In a recent article, conservative columnist Christine Wat Wing-yin (屈穎妍) accused the legal aid system of working to enrich senior counsel Philip Dykes and other barristers. Around the same time, another article referred to the dramatic decline in income of foreign counsel after the handover – with one of the interviewees being Dykes. So which is it: has Dykes been fattened up or has he had to tighten his belt?
The slow-motion disaster that is Oathgate has now spread from the pro-independence firebrands to the mainstream pro-democracy camp.
After the High Court disqualified localist lawmakers Yau Wai-ching and Baggio Leung nearly nine months ago, four more members of the Legislative Council (Legco) lost their jobs last Friday. Nathan Law, “Long Hair” Leung Kwok-hung, Lau Siu-lai and Edward Yiu had all strayed from the prescribed oath during the swearing-in ceremony. According to the supreme decisionhanded down by China’s National People’s Congress Standing Committee (NPCSC) in November, that minor infraction was enough for all of them to each get a pink slip.
An independent press is called the fourth estate because it holds accountable the ruling class – from the clergy and the noblemen in medieval times to the three branches of government in modern democracies.
In Hong Kong, the press plays an especially critical role because citizens are deprived of a democratically elected government. Both the chief executive and nearly half the legislature are appointed by small committees stacked with pro-Beijing loyalists, which gives ordinary people little leverage over politicians they play no part in choosing. Going to the press is often the most effective, if not the only, recourse available to those who want their grievances heard or injustices righted.

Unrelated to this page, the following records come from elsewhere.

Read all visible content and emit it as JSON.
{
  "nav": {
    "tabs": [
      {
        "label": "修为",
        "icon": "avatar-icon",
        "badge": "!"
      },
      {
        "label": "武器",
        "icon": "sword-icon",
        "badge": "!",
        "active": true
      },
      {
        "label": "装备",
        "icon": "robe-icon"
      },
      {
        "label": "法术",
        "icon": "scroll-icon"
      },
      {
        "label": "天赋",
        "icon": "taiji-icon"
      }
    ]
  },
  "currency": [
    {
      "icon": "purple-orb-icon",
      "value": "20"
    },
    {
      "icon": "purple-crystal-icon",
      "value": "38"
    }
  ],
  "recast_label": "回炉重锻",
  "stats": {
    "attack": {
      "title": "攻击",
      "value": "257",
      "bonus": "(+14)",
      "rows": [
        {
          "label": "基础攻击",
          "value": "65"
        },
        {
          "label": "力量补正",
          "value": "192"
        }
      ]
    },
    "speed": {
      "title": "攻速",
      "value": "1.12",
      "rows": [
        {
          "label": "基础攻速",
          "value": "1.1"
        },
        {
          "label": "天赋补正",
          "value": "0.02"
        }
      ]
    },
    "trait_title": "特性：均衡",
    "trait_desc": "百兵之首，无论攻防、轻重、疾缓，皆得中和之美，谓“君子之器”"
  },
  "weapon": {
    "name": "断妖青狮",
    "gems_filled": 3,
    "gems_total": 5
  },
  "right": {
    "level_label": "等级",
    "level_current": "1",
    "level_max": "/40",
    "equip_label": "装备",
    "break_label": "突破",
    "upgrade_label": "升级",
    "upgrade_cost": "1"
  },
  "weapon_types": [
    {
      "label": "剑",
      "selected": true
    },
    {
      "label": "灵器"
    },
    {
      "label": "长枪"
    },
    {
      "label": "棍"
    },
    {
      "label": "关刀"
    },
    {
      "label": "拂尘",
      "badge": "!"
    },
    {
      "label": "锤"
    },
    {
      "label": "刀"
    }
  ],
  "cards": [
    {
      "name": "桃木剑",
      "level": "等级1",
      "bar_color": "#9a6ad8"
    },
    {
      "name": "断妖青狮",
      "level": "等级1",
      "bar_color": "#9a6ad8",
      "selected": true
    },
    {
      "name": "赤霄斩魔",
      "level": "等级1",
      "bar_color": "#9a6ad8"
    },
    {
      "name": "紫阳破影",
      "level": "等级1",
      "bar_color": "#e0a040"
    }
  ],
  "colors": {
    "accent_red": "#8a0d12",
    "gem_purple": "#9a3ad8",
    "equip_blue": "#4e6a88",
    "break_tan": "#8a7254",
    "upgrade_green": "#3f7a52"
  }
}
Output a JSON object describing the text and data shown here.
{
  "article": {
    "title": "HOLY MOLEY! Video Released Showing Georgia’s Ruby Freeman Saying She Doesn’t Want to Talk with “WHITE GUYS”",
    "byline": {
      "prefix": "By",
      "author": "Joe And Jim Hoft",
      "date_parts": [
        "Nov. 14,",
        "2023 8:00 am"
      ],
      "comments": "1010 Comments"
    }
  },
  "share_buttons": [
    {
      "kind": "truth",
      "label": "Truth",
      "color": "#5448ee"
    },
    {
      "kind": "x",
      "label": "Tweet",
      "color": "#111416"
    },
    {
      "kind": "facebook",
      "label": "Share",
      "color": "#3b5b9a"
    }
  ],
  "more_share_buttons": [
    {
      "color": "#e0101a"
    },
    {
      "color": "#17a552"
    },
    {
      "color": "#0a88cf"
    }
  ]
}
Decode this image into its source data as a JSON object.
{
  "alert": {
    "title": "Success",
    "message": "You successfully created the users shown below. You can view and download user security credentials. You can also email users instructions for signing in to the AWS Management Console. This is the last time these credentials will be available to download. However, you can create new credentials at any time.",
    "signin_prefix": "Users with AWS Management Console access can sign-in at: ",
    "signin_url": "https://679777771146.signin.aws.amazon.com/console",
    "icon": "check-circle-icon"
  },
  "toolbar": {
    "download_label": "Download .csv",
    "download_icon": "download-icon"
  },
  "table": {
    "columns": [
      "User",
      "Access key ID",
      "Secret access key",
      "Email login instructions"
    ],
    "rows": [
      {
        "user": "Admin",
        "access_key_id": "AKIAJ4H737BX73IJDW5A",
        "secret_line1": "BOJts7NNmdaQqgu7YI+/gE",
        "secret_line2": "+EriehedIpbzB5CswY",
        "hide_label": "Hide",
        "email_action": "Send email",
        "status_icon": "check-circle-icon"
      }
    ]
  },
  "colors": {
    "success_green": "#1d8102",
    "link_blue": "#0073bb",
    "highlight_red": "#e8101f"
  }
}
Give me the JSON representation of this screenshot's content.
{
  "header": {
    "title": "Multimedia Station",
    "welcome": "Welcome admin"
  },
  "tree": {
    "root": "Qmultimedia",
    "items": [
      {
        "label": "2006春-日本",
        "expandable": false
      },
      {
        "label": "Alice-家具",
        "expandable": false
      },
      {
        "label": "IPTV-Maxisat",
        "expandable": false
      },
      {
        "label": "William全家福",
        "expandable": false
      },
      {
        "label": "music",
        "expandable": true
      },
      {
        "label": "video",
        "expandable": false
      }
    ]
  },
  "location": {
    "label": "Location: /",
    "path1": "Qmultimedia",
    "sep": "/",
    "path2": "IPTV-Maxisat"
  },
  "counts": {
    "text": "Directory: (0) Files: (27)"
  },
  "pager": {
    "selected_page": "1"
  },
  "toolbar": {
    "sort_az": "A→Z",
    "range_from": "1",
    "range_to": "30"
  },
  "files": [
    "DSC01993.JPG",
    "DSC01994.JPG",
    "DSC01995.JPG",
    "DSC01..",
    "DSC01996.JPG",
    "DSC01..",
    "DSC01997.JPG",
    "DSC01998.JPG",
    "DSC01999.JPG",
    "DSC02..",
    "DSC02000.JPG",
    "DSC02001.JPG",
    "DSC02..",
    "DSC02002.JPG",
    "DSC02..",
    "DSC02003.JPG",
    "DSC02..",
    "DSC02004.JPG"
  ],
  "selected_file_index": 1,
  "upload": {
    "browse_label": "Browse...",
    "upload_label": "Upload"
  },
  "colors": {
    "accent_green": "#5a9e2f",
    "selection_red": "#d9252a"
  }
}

It was less than a month ago when citizens wrestled with the dilemma of whether to take part in the Tiananmen candlelight vigil at Victoria Park.
Naysayers argued that the annual ritual, in its 28th iteration this year, had devolved into a night of sing-along and group therapy, as well as a thinly-veiled excuse for political parties to hit up participants for money. Those arguments had traction, especially among the youth, and many chose to stay home on June 4. The turnout was the lowest in years.
Today marks the twenty-eighth anniversary of the Tiananmen Square Massacre, known more delicately in this part of the world as the June 4th Incident. Members of the so-called ‘June 4th Generation’—people born in, or before, the 1980s who feel a deep connection with the thousands of student protesters murdered that summer—have always felt a sense of duty toward them: to vindicate their death, and until then, ensure that the younger generations do not forget what happened.
The Hong Kong National Party (HKNP) has drawn no shortage of vitriol in the short time since its foundation. Liaison Office chief Zhang Xiaoming blustered that its formation “far exceeded the topic of freedom of speech.” Chief Secretary Carrie Lam was equally bombastic, suggesting that “the suggestion [of independence]… violates the Basic Law”.
Hong Kong’s judges have frequently found themselves pilloried by political talking heads of late, and the past few weeks have been no exception. Former ICAC Deputy Commissioner Tony Kwok Man-wai called on Internet users to “hunt down” the judge who granted bail to Hong Kong Indigenous leader Ray Wong Toi-yeung and dig up dirt on judges’ “relationships with pan-democratic parties.”
On the first day of the Lunar New Year, Hong Kongers watched in shock as a series of unfamiliar images unfolded on their screens: a policeman firing two gunshots, burning tyres, and masked men hurling bricks. Such aggression – from civilians as well as police – was unseen on local soil since the 1967 leftist riots.